■ Task item: The answer must consist of each line below that contains the string "your".

■ Data for the task:

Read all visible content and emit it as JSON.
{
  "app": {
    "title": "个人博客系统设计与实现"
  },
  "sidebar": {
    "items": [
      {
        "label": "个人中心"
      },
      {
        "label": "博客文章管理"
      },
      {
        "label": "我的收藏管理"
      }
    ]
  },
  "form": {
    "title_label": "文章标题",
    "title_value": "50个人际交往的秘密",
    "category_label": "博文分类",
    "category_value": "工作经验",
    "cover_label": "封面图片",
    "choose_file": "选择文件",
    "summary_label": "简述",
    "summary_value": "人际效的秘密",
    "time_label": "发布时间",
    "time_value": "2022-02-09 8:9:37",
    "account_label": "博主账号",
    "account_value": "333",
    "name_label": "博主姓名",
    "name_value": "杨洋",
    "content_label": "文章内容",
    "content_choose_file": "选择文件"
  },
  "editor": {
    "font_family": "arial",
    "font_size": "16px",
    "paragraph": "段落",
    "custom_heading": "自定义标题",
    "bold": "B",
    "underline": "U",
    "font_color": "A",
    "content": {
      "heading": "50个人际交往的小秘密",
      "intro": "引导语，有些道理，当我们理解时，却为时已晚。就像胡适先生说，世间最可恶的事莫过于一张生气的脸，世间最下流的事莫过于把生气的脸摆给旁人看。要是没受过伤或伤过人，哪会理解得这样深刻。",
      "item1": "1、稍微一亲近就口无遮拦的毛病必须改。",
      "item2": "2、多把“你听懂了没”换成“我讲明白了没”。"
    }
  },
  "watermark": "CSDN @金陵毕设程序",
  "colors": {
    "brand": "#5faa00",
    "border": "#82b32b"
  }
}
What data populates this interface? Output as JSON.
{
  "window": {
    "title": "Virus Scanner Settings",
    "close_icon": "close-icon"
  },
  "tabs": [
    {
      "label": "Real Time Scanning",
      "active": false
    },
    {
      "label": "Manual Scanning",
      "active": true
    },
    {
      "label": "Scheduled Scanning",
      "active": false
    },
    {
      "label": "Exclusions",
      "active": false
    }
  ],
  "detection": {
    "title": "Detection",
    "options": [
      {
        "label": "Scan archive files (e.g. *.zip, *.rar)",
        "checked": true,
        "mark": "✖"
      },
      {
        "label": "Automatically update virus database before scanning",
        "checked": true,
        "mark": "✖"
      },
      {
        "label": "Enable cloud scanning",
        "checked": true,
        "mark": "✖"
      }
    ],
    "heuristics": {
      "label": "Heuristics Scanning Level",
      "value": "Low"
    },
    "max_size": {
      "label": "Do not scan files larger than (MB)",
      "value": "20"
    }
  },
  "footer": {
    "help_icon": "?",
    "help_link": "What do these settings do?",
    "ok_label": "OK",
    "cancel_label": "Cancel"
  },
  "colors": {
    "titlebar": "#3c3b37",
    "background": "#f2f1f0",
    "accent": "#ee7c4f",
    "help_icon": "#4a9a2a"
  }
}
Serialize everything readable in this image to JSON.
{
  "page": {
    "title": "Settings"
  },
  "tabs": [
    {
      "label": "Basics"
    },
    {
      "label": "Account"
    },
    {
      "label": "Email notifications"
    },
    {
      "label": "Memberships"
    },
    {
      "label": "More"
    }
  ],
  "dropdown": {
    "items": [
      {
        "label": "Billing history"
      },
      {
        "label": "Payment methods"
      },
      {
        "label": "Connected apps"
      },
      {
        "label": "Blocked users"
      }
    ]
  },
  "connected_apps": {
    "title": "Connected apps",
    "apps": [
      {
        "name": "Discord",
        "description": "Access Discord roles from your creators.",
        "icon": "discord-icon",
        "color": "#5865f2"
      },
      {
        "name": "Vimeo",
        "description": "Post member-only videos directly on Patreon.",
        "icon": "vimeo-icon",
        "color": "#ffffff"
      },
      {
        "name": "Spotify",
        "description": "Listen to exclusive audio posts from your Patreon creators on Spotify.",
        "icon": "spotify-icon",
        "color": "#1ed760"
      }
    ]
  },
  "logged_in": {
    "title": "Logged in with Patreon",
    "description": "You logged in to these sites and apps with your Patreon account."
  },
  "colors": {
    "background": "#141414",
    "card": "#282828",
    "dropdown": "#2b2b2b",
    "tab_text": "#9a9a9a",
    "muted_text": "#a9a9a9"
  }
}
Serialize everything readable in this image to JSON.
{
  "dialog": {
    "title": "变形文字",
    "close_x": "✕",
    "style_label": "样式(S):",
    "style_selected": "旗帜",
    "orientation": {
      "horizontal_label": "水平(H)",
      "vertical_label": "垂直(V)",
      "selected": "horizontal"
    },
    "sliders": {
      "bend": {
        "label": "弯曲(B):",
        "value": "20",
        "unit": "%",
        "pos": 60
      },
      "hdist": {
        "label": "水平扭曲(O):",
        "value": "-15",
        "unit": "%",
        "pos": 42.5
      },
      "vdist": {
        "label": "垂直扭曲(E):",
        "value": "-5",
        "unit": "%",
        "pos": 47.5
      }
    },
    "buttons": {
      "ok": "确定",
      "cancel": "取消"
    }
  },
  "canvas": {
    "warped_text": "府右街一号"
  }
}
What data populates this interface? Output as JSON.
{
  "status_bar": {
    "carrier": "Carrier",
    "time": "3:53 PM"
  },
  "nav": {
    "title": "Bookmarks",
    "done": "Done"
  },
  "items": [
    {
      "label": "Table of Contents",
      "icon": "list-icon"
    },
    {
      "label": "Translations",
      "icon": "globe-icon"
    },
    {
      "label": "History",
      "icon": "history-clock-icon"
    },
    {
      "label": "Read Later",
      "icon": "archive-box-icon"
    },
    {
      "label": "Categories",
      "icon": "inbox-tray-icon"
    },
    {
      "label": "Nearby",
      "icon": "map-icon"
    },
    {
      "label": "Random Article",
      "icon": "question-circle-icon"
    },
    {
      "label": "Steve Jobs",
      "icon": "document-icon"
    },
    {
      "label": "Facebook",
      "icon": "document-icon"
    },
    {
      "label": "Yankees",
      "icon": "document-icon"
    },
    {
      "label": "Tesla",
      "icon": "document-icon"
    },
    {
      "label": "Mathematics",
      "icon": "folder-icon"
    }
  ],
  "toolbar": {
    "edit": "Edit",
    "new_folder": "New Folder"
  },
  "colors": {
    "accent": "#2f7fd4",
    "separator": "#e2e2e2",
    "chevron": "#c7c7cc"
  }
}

■ Response:
        "description": "Access Discord roles from your creators.",
        "description": "Listen to exclusive audio posts from your Patreon creators on Spotify.",
    "description": "You logged in to these sites and apps with your Patreon account."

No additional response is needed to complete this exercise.